Opinion editor's note: Editorials represent the opinions of the Star Tribune Editorial Board, which operates independently from the newsroom.
After a search that took more than a year, late last week the Minneapolis school board selected a new superintendent who faces a host of challenges in the leadership role.
Currently heading the Eastern Carver County Schools, Lisa Sayles-Adams will take over the MPS position at a date to be determined sometime between early next year and the summer. She'll replace interim superintendent Rochelle Cox, who has lead district operations since the previous school superintendent, Ed Graff, left the district in 2022.
Sayles-Adams and her administration must be prepared to make the tough management choices for a district that has lost significant enrollment yet continues to have among the highest per-pupil spending rates in the state.
Among the top challenges is taking on overall low academic achievement levels and test scores with urgency and proven instruction methods. The district's most recent state test scores show that only 41% of students are proficient in reading; 35% of those tested are performing at grade level in math.
Careful examination of the budget and how to best manage and grow district resources must also be on the agenda. One projection from late last year showed that the district could run out of money in 2025 as a result of a financial crisis that has been looming for years.
The COVID pandemic both made some of the achievement issues worse and helped delay some of the financial ones. Tens of millions in federal COVID-19 relief shored up the district's $960 million annual budget, but that funding ends next year.
Declining enrollment is also a major issue. What was once the state's largest district is now number four with 28,000 students, down from a high number of over 45,000 three decades ago. The district must develop strategies to retain and attract more students.
Sayles-Adams must also engage with the community to help rebuild trust and more effectively involve families in working to improve the city's public schools.
Sayles-Adams was among twenty-five candidates from 16 states who applied for the job, according to MPS school board chair Sharon El-Amin. She said Sayles-Adams, who began her education career with MPS, has pledged to listen, learn and lead.
"That is what we need in our district," El-Amin told the Star Tribune. "She brings an abundance of experience.

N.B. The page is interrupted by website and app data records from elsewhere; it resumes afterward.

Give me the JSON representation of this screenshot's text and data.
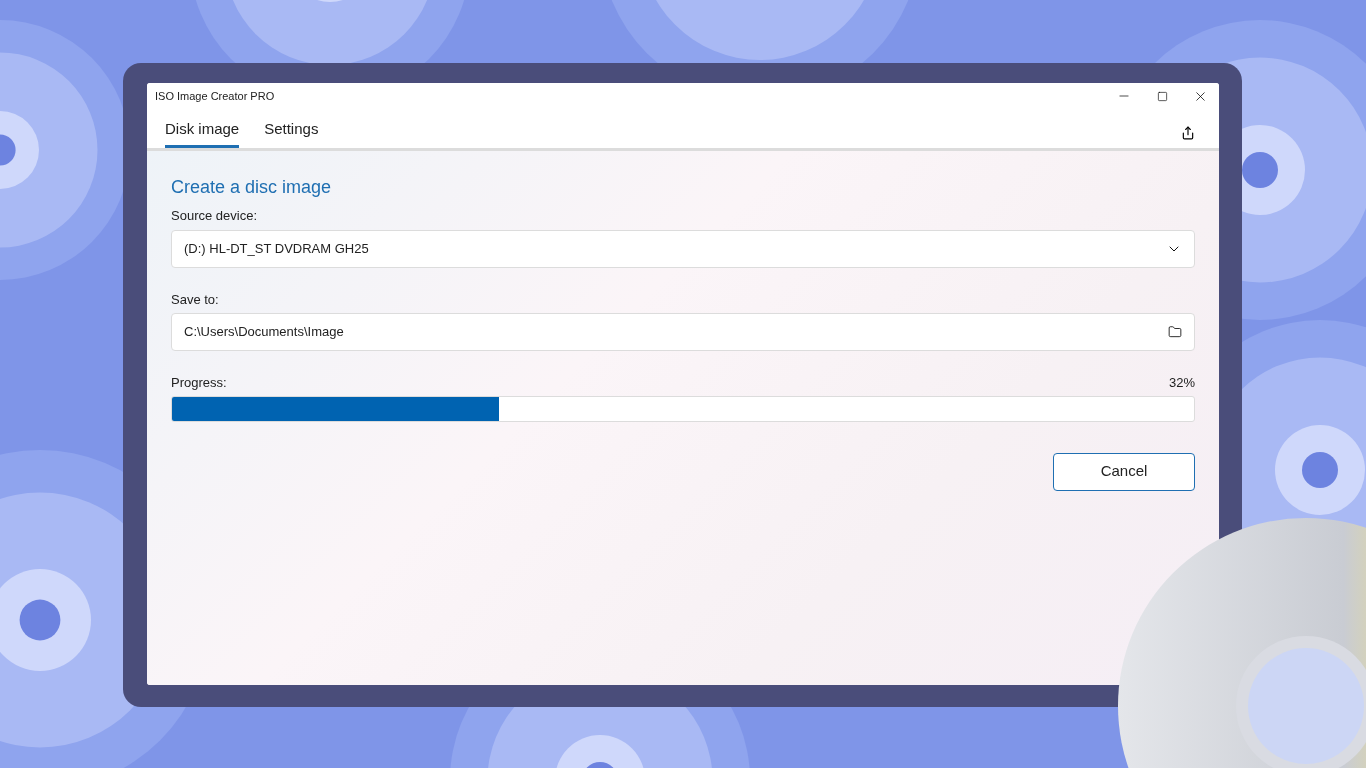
{
  "window": {
    "title": "ISO Image Creator PRO"
  },
  "tabs": [
    {
      "label": "Disk image",
      "selected": true
    },
    {
      "label": "Settings",
      "selected": false
    }
  ],
  "heading": "Create a disc image",
  "source_device": {
    "label": "Source device:",
    "value": "(D:) HL-DT_ST DVDRAM GH25"
  },
  "save_to": {
    "label": "Save to:",
    "value": "C:\\Users\\Documents\\Image"
  },
  "progress": {
    "label": "Progress:",
    "reading": "32%",
    "level": 0.32
  },
  "buttons": [
    "Cancel"
  ]
}
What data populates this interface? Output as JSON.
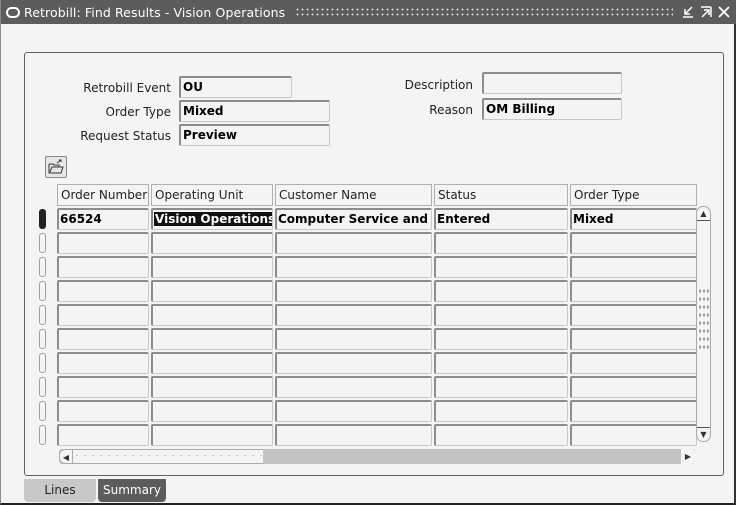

She brings a connection with the community: She was a teacher in Minneapolis public schools, and her children attended Minneapolis public schools."
Following her selection, Sayles-Adams said that during her first 100 days, she would focus on listening to the board, students, parents and community members about the achievements and challenges in the city's schools. She called herself a "data-driven leader" and said she would spend the beginning of her tenure reviewing budgets as well as district policies its existing strategic plan.
All Minnesotans should be cheering on Sayles-Adams. It's important for the public schools in the state's largest city to succeed. Keeping students engaged in school and well educated can have long-term, widespread positive impact on Minneapolis and the region. For example, having more kids actively involved in learning can reduce the amount of juvenile crime in the city.
It's also good for the state's workforce. Ensuring that young people are well prepared to step into the positions left empty by an aging population is critical for the economy.
We wish Sayles-Adams well as she tackles the district's challenges.